Exercise goal:
Omit the images. Copy each entry word for word.

(Entries from a dataset of interfaces)
━━━━━━━━━━━━━━━━━━━━

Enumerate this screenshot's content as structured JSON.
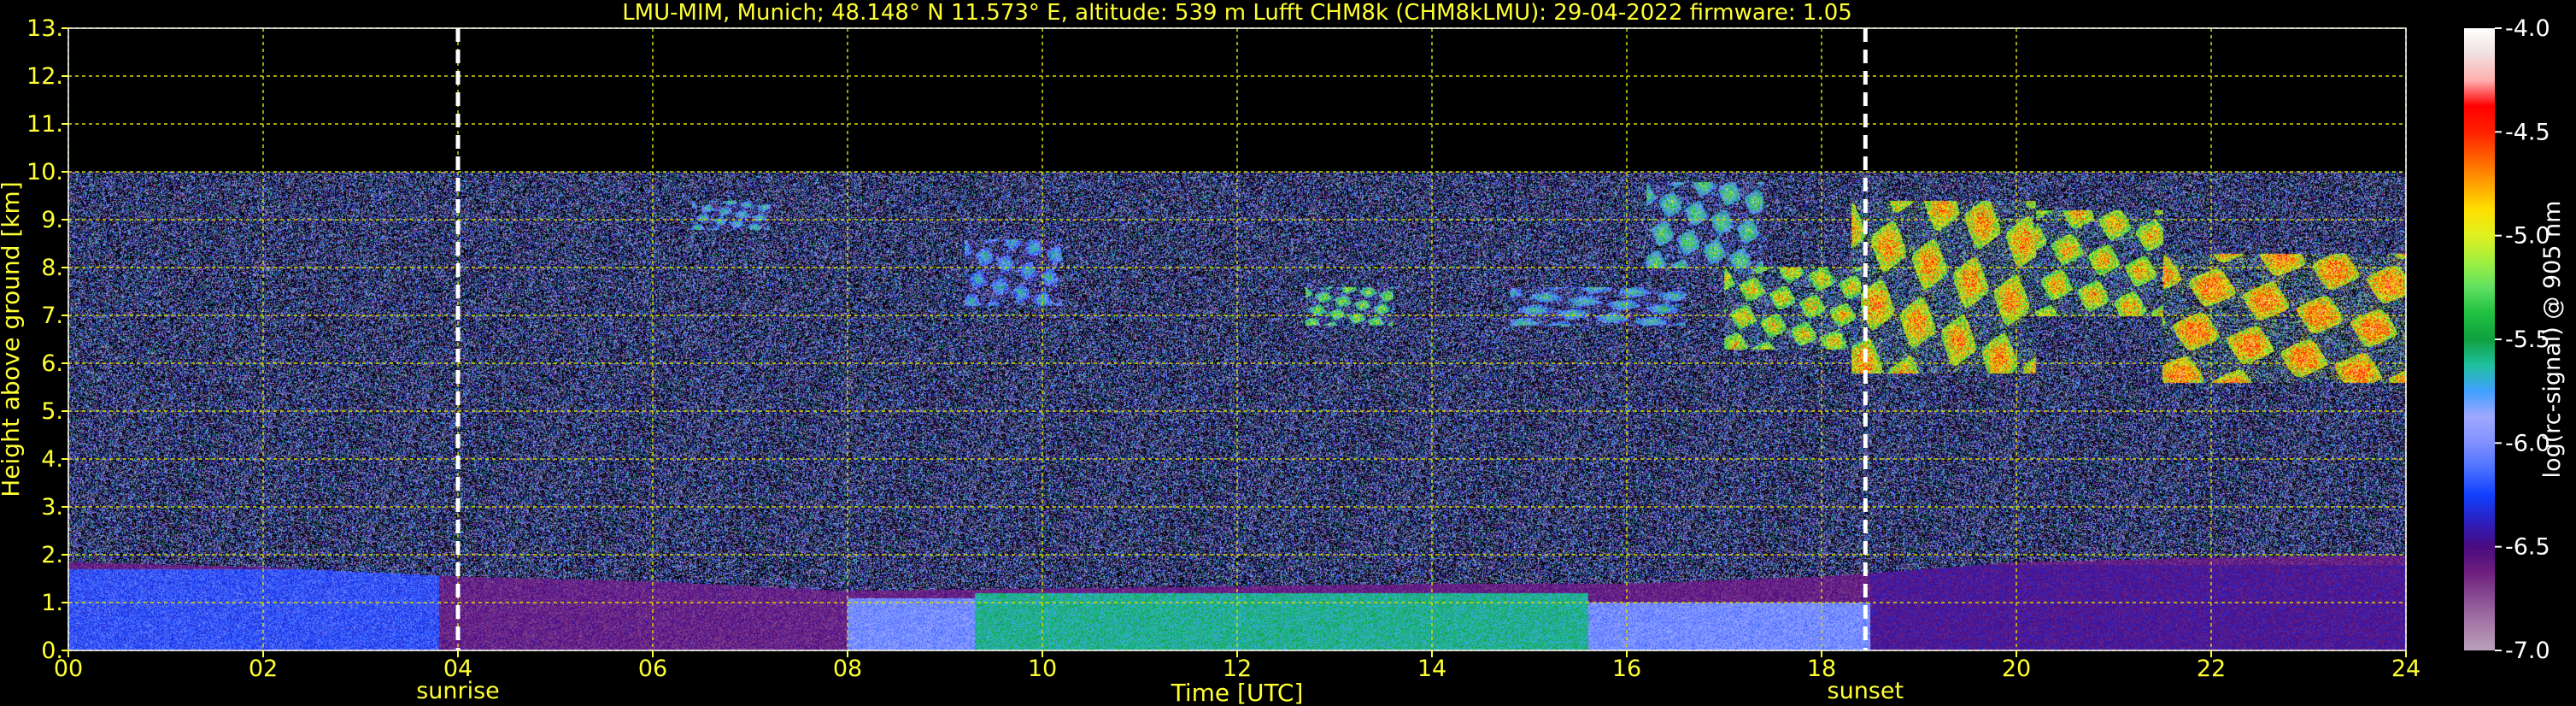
{
  "chart_data": {
    "type": "heatmap",
    "title": "LMU-MIM, Munich; 48.148° N 11.573° E, altitude: 539 m    Lufft CHM8k (CHM8kLMU): 29-04-2022    firmware: 1.05",
    "xlabel": "Time [UTC]",
    "ylabel": "Height above ground [km]",
    "xlim": [
      0,
      24
    ],
    "ylim": [
      0,
      13
    ],
    "x_ticks": [
      "00",
      "02",
      "04",
      "06",
      "08",
      "10",
      "12",
      "14",
      "16",
      "18",
      "20",
      "22",
      "24"
    ],
    "y_ticks": [
      "0.",
      "1.",
      "2.",
      "3.",
      "4.",
      "5.",
      "6.",
      "7.",
      "8.",
      "9.",
      "10.",
      "11.",
      "12.",
      "13."
    ],
    "grid": true,
    "colorbar": {
      "label": "log(rc-signal) @ 905 nm",
      "range": [
        -7.0,
        -4.0
      ],
      "ticks": [
        "-4.0",
        "-4.5",
        "-5.0",
        "-5.5",
        "-6.0",
        "-6.5",
        "-7.0"
      ],
      "colors": [
        "#b8a0b8",
        "#a77aa8",
        "#8a4e94",
        "#6e1f7e",
        "#4a0a80",
        "#2a20c0",
        "#1040ff",
        "#4a70ff",
        "#8090ff",
        "#a0a8ff",
        "#40a0ff",
        "#20c0a0",
        "#10a040",
        "#20c040",
        "#60e060",
        "#a0f040",
        "#e0f020",
        "#ffe000",
        "#ffa000",
        "#ff6000",
        "#ff2000",
        "#ff0000",
        "#ffb0b0",
        "#f0e0e0",
        "#ffffff"
      ]
    },
    "measurement_ceiling_km": 10,
    "events": [
      {
        "label": "sunrise",
        "time": 4.0
      },
      {
        "label": "sunset",
        "time": 18.45
      }
    ],
    "boundary_layer_top_km": [
      {
        "t": 0,
        "h": 1.85
      },
      {
        "t": 2,
        "h": 1.75
      },
      {
        "t": 4,
        "h": 1.55
      },
      {
        "t": 6,
        "h": 1.45
      },
      {
        "t": 8,
        "h": 1.25
      },
      {
        "t": 10,
        "h": 1.3
      },
      {
        "t": 12,
        "h": 1.35
      },
      {
        "t": 14,
        "h": 1.4
      },
      {
        "t": 16,
        "h": 1.4
      },
      {
        "t": 18,
        "h": 1.55
      },
      {
        "t": 20,
        "h": 1.85
      },
      {
        "t": 22,
        "h": 1.95
      },
      {
        "t": 24,
        "h": 2.0
      }
    ],
    "cloud_layers": [
      {
        "t_start": 6.4,
        "t_end": 7.2,
        "h_bottom": 8.8,
        "h_top": 9.4,
        "value": -5.6
      },
      {
        "t_start": 9.2,
        "t_end": 10.2,
        "h_bottom": 7.2,
        "h_top": 8.6,
        "value": -5.7
      },
      {
        "t_start": 12.7,
        "t_end": 13.6,
        "h_bottom": 6.8,
        "h_top": 7.6,
        "value": -5.2
      },
      {
        "t_start": 14.8,
        "t_end": 16.6,
        "h_bottom": 6.8,
        "h_top": 7.6,
        "value": -5.6
      },
      {
        "t_start": 16.2,
        "t_end": 17.4,
        "h_bottom": 8.0,
        "h_top": 9.8,
        "value": -5.4
      },
      {
        "t_start": 17.0,
        "t_end": 18.4,
        "h_bottom": 6.3,
        "h_top": 8.0,
        "value": -4.9
      },
      {
        "t_start": 18.3,
        "t_end": 20.2,
        "h_bottom": 5.8,
        "h_top": 9.4,
        "value": -4.7
      },
      {
        "t_start": 19.8,
        "t_end": 21.5,
        "h_bottom": 7.0,
        "h_top": 9.2,
        "value": -4.8
      },
      {
        "t_start": 21.5,
        "t_end": 24.0,
        "h_bottom": 5.6,
        "h_top": 8.3,
        "value": -4.6
      }
    ],
    "boundary_layer_bands": [
      {
        "t_start": 0,
        "t_end": 3.8,
        "h_bottom": 0,
        "h_top": 1.7,
        "value": -6.2
      },
      {
        "t_start": 3.8,
        "t_end": 8.0,
        "h_bottom": 0,
        "h_top": 1.5,
        "value": -6.6
      },
      {
        "t_start": 8.0,
        "t_end": 9.3,
        "h_bottom": 0,
        "h_top": 1.1,
        "value": -6.0
      },
      {
        "t_start": 9.3,
        "t_end": 15.6,
        "h_bottom": 0,
        "h_top": 1.2,
        "value": -5.6
      },
      {
        "t_start": 15.6,
        "t_end": 18.5,
        "h_bottom": 0,
        "h_top": 1.0,
        "value": -6.0
      },
      {
        "t_start": 18.5,
        "t_end": 24.0,
        "h_bottom": 0,
        "h_top": 1.8,
        "value": -6.5
      }
    ]
  }
}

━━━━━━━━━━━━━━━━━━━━

Response area:
Enumerate this screenshot's content as structured JSON.
{
  "chart_data": {
    "type": "heatmap",
    "title": "LMU-MIM, Munich; 48.148° N 11.573° E, altitude: 539 m    Lufft CHM8k (CHM8kLMU): 29-04-2022    firmware: 1.05",
    "xlabel": "Time [UTC]",
    "ylabel": "Height above ground [km]",
    "xlim": [
      0,
      24
    ],
    "ylim": [
      0,
      13
    ],
    "x_ticks": [
      "00",
      "02",
      "04",
      "06",
      "08",
      "10",
      "12",
      "14",
      "16",
      "18",
      "20",
      "22",
      "24"
    ],
    "y_ticks": [
      "0.",
      "1.",
      "2.",
      "3.",
      "4.",
      "5.",
      "6.",
      "7.",
      "8.",
      "9.",
      "10.",
      "11.",
      "12.",
      "13."
    ],
    "grid": true,
    "colorbar": {
      "label": "log(rc-signal) @ 905 nm",
      "range": [
        -7.0,
        -4.0
      ],
      "ticks": [
        "-4.0",
        "-4.5",
        "-5.0",
        "-5.5",
        "-6.0",
        "-6.5",
        "-7.0"
      ],
      "colors": [
        "#b8a0b8",
        "#a77aa8",
        "#8a4e94",
        "#6e1f7e",
        "#4a0a80",
        "#2a20c0",
        "#1040ff",
        "#4a70ff",
        "#8090ff",
        "#a0a8ff",
        "#40a0ff",
        "#20c0a0",
        "#10a040",
        "#20c040",
        "#60e060",
        "#a0f040",
        "#e0f020",
        "#ffe000",
        "#ffa000",
        "#ff6000",
        "#ff2000",
        "#ff0000",
        "#ffb0b0",
        "#f0e0e0",
        "#ffffff"
      ]
    },
    "measurement_ceiling_km": 10,
    "events": [
      {
        "label": "sunrise",
        "time": 4.0
      },
      {
        "label": "sunset",
        "time": 18.45
      }
    ],
    "boundary_layer_top_km": [
      {
        "t": 0,
        "h": 1.85
      },
      {
        "t": 2,
        "h": 1.75
      },
      {
        "t": 4,
        "h": 1.55
      },
      {
        "t": 6,
        "h": 1.45
      },
      {
        "t": 8,
        "h": 1.25
      },
      {
        "t": 10,
        "h": 1.3
      },
      {
        "t": 12,
        "h": 1.35
      },
      {
        "t": 14,
        "h": 1.4
      },
      {
        "t": 16,
        "h": 1.4
      },
      {
        "t": 18,
        "h": 1.55
      },
      {
        "t": 20,
        "h": 1.85
      },
      {
        "t": 22,
        "h": 1.95
      },
      {
        "t": 24,
        "h": 2.0
      }
    ],
    "cloud_layers": [
      {
        "t_start": 6.4,
        "t_end": 7.2,
        "h_bottom": 8.8,
        "h_top": 9.4,
        "value": -5.6
      },
      {
        "t_start": 9.2,
        "t_end": 10.2,
        "h_bottom": 7.2,
        "h_top": 8.6,
        "value": -5.7
      },
      {
        "t_start": 12.7,
        "t_end": 13.6,
        "h_bottom": 6.8,
        "h_top": 7.6,
        "value": -5.2
      },
      {
        "t_start": 14.8,
        "t_end": 16.6,
        "h_bottom": 6.8,
        "h_top": 7.6,
        "value": -5.6
      },
      {
        "t_start": 16.2,
        "t_end": 17.4,
        "h_bottom": 8.0,
        "h_top": 9.8,
        "value": -5.4
      },
      {
        "t_start": 17.0,
        "t_end": 18.4,
        "h_bottom": 6.3,
        "h_top": 8.0,
        "value": -4.9
      },
      {
        "t_start": 18.3,
        "t_end": 20.2,
        "h_bottom": 5.8,
        "h_top": 9.4,
        "value": -4.7
      },
      {
        "t_start": 19.8,
        "t_end": 21.5,
        "h_bottom": 7.0,
        "h_top": 9.2,
        "value": -4.8
      },
      {
        "t_start": 21.5,
        "t_end": 24.0,
        "h_bottom": 5.6,
        "h_top": 8.3,
        "value": -4.6
      }
    ],
    "boundary_layer_bands": [
      {
        "t_start": 0,
        "t_end": 3.8,
        "h_bottom": 0,
        "h_top": 1.7,
        "value": -6.2
      },
      {
        "t_start": 3.8,
        "t_end": 8.0,
        "h_bottom": 0,
        "h_top": 1.5,
        "value": -6.6
      },
      {
        "t_start": 8.0,
        "t_end": 9.3,
        "h_bottom": 0,
        "h_top": 1.1,
        "value": -6.0
      },
      {
        "t_start": 9.3,
        "t_end": 15.6,
        "h_bottom": 0,
        "h_top": 1.2,
        "value": -5.6
      },
      {
        "t_start": 15.6,
        "t_end": 18.5,
        "h_bottom": 0,
        "h_top": 1.0,
        "value": -6.0
      },
      {
        "t_start": 18.5,
        "t_end": 24.0,
        "h_bottom": 0,
        "h_top": 1.8,
        "value": -6.5
      }
    ]
  }
}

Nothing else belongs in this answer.